Website and app data records
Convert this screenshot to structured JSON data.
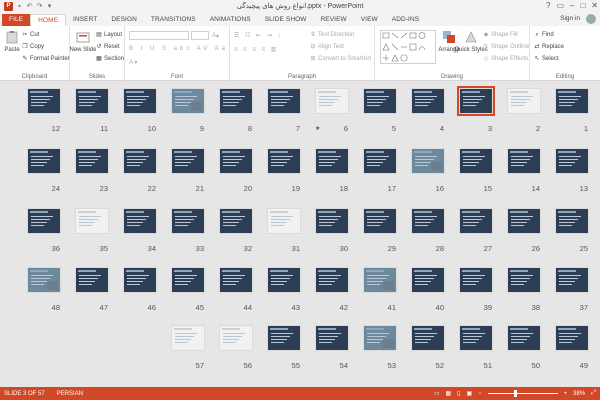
{
  "window": {
    "title": "انواع روش های پیچیدگی.pptx - PowerPoint",
    "minimize_icon": "minimize-icon",
    "close_icon": "close-icon"
  },
  "tabs": [
    {
      "label": "FILE"
    },
    {
      "label": "HOME"
    },
    {
      "label": "INSERT"
    },
    {
      "label": "DESIGN"
    },
    {
      "label": "TRANSITIONS"
    },
    {
      "label": "ANIMATIONS"
    },
    {
      "label": "SLIDE SHOW"
    },
    {
      "label": "REVIEW"
    },
    {
      "label": "VIEW"
    },
    {
      "label": "ADD-INS"
    }
  ],
  "account": {
    "signin": "Sign in"
  },
  "ribbon": {
    "clipboard": {
      "label": "Clipboard",
      "paste": "Paste",
      "cut": "Cut",
      "copy": "Copy",
      "format_painter": "Format Painter"
    },
    "slides": {
      "label": "Slides",
      "new_slide": "New Slide",
      "layout": "Layout",
      "reset": "Reset",
      "section": "Section"
    },
    "font": {
      "label": "Font"
    },
    "paragraph": {
      "label": "Paragraph",
      "text_direction": "Text Direction",
      "align_text": "Align Text",
      "convert_smartart": "Convert to SmartArt"
    },
    "drawing": {
      "label": "Drawing",
      "arrange": "Arrange",
      "quick_styles": "Quick Styles",
      "shape_fill": "Shape Fill",
      "shape_outline": "Shape Outline",
      "shape_effects": "Shape Effects"
    },
    "editing": {
      "label": "Editing",
      "find": "Find",
      "replace": "Replace",
      "select": "Select"
    }
  },
  "slides": [
    {
      "n": "1",
      "style": "dark"
    },
    {
      "n": "2",
      "style": "white"
    },
    {
      "n": "3",
      "style": "dark"
    },
    {
      "n": "4",
      "style": "dark"
    },
    {
      "n": "5",
      "style": "dark"
    },
    {
      "n": "6",
      "style": "white"
    },
    {
      "n": "7",
      "style": "dark"
    },
    {
      "n": "8",
      "style": "dark"
    },
    {
      "n": "9",
      "style": "photo"
    },
    {
      "n": "10",
      "style": "dark"
    },
    {
      "n": "11",
      "style": "dark"
    },
    {
      "n": "12",
      "style": "dark"
    },
    {
      "n": "13",
      "style": "dark"
    },
    {
      "n": "14",
      "style": "dark"
    },
    {
      "n": "15",
      "style": "dark"
    },
    {
      "n": "16",
      "style": "photo"
    },
    {
      "n": "17",
      "style": "dark"
    },
    {
      "n": "18",
      "style": "dark"
    },
    {
      "n": "19",
      "style": "dark"
    },
    {
      "n": "20",
      "style": "dark"
    },
    {
      "n": "21",
      "style": "dark"
    },
    {
      "n": "22",
      "style": "dark"
    },
    {
      "n": "23",
      "style": "dark"
    },
    {
      "n": "24",
      "style": "dark"
    },
    {
      "n": "25",
      "style": "dark"
    },
    {
      "n": "26",
      "style": "dark"
    },
    {
      "n": "27",
      "style": "dark"
    },
    {
      "n": "28",
      "style": "dark"
    },
    {
      "n": "29",
      "style": "dark"
    },
    {
      "n": "30",
      "style": "dark"
    },
    {
      "n": "31",
      "style": "white"
    },
    {
      "n": "32",
      "style": "dark"
    },
    {
      "n": "33",
      "style": "dark"
    },
    {
      "n": "34",
      "style": "dark"
    },
    {
      "n": "35",
      "style": "white"
    },
    {
      "n": "36",
      "style": "dark"
    },
    {
      "n": "37",
      "style": "dark"
    },
    {
      "n": "38",
      "style": "dark"
    },
    {
      "n": "39",
      "style": "dark"
    },
    {
      "n": "40",
      "style": "dark"
    },
    {
      "n": "41",
      "style": "photo"
    },
    {
      "n": "42",
      "style": "dark"
    },
    {
      "n": "43",
      "style": "dark"
    },
    {
      "n": "44",
      "style": "dark"
    },
    {
      "n": "45",
      "style": "dark"
    },
    {
      "n": "46",
      "style": "dark"
    },
    {
      "n": "47",
      "style": "dark"
    },
    {
      "n": "48",
      "style": "photo"
    },
    {
      "n": "49",
      "style": "dark"
    },
    {
      "n": "50",
      "style": "dark"
    },
    {
      "n": "51",
      "style": "dark"
    },
    {
      "n": "52",
      "style": "dark"
    },
    {
      "n": "53",
      "style": "photo"
    },
    {
      "n": "54",
      "style": "dark"
    },
    {
      "n": "55",
      "style": "dark"
    },
    {
      "n": "56",
      "style": "white"
    },
    {
      "n": "57",
      "style": "white"
    }
  ],
  "selected_slide": "3",
  "transition_mark": "★",
  "status": {
    "slide": "SLIDE 3 OF 57",
    "language": "PERSIAN",
    "zoom": "38%",
    "zoom_minus": "−",
    "zoom_plus": "+",
    "zoom_fraction": 0.38
  }
}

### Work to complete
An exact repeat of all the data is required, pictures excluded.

### Answer for this exercise
Convert this screenshot to structured JSON data.
{
  "window": {
    "title": "انواع روش های پیچیدگی.pptx - PowerPoint",
    "minimize_icon": "minimize-icon",
    "close_icon": "close-icon"
  },
  "tabs": [
    {
      "label": "FILE"
    },
    {
      "label": "HOME"
    },
    {
      "label": "INSERT"
    },
    {
      "label": "DESIGN"
    },
    {
      "label": "TRANSITIONS"
    },
    {
      "label": "ANIMATIONS"
    },
    {
      "label": "SLIDE SHOW"
    },
    {
      "label": "REVIEW"
    },
    {
      "label": "VIEW"
    },
    {
      "label": "ADD-INS"
    }
  ],
  "account": {
    "signin": "Sign in"
  },
  "ribbon": {
    "clipboard": {
      "label": "Clipboard",
      "paste": "Paste",
      "cut": "Cut",
      "copy": "Copy",
      "format_painter": "Format Painter"
    },
    "slides": {
      "label": "Slides",
      "new_slide": "New Slide",
      "layout": "Layout",
      "reset": "Reset",
      "section": "Section"
    },
    "font": {
      "label": "Font"
    },
    "paragraph": {
      "label": "Paragraph",
      "text_direction": "Text Direction",
      "align_text": "Align Text",
      "convert_smartart": "Convert to SmartArt"
    },
    "drawing": {
      "label": "Drawing",
      "arrange": "Arrange",
      "quick_styles": "Quick Styles",
      "shape_fill": "Shape Fill",
      "shape_outline": "Shape Outline",
      "shape_effects": "Shape Effects"
    },
    "editing": {
      "label": "Editing",
      "find": "Find",
      "replace": "Replace",
      "select": "Select"
    }
  },
  "slides": [
    {
      "n": "1",
      "style": "dark"
    },
    {
      "n": "2",
      "style": "white"
    },
    {
      "n": "3",
      "style": "dark"
    },
    {
      "n": "4",
      "style": "dark"
    },
    {
      "n": "5",
      "style": "dark"
    },
    {
      "n": "6",
      "style": "white"
    },
    {
      "n": "7",
      "style": "dark"
    },
    {
      "n": "8",
      "style": "dark"
    },
    {
      "n": "9",
      "style": "photo"
    },
    {
      "n": "10",
      "style": "dark"
    },
    {
      "n": "11",
      "style": "dark"
    },
    {
      "n": "12",
      "style": "dark"
    },
    {
      "n": "13",
      "style": "dark"
    },
    {
      "n": "14",
      "style": "dark"
    },
    {
      "n": "15",
      "style": "dark"
    },
    {
      "n": "16",
      "style": "photo"
    },
    {
      "n": "17",
      "style": "dark"
    },
    {
      "n": "18",
      "style": "dark"
    },
    {
      "n": "19",
      "style": "dark"
    },
    {
      "n": "20",
      "style": "dark"
    },
    {
      "n": "21",
      "style": "dark"
    },
    {
      "n": "22",
      "style": "dark"
    },
    {
      "n": "23",
      "style": "dark"
    },
    {
      "n": "24",
      "style": "dark"
    },
    {
      "n": "25",
      "style": "dark"
    },
    {
      "n": "26",
      "style": "dark"
    },
    {
      "n": "27",
      "style": "dark"
    },
    {
      "n": "28",
      "style": "dark"
    },
    {
      "n": "29",
      "style": "dark"
    },
    {
      "n": "30",
      "style": "dark"
    },
    {
      "n": "31",
      "style": "white"
    },
    {
      "n": "32",
      "style": "dark"
    },
    {
      "n": "33",
      "style": "dark"
    },
    {
      "n": "34",
      "style": "dark"
    },
    {
      "n": "35",
      "style": "white"
    },
    {
      "n": "36",
      "style": "dark"
    },
    {
      "n": "37",
      "style": "dark"
    },
    {
      "n": "38",
      "style": "dark"
    },
    {
      "n": "39",
      "style": "dark"
    },
    {
      "n": "40",
      "style": "dark"
    },
    {
      "n": "41",
      "style": "photo"
    },
    {
      "n": "42",
      "style": "dark"
    },
    {
      "n": "43",
      "style": "dark"
    },
    {
      "n": "44",
      "style": "dark"
    },
    {
      "n": "45",
      "style": "dark"
    },
    {
      "n": "46",
      "style": "dark"
    },
    {
      "n": "47",
      "style": "dark"
    },
    {
      "n": "48",
      "style": "photo"
    },
    {
      "n": "49",
      "style": "dark"
    },
    {
      "n": "50",
      "style": "dark"
    },
    {
      "n": "51",
      "style": "dark"
    },
    {
      "n": "52",
      "style": "dark"
    },
    {
      "n": "53",
      "style": "photo"
    },
    {
      "n": "54",
      "style": "dark"
    },
    {
      "n": "55",
      "style": "dark"
    },
    {
      "n": "56",
      "style": "white"
    },
    {
      "n": "57",
      "style": "white"
    }
  ],
  "selected_slide": "3",
  "transition_mark": "★",
  "status": {
    "slide": "SLIDE 3 OF 57",
    "language": "PERSIAN",
    "zoom": "38%",
    "zoom_minus": "−",
    "zoom_plus": "+",
    "zoom_fraction": 0.38
  }
}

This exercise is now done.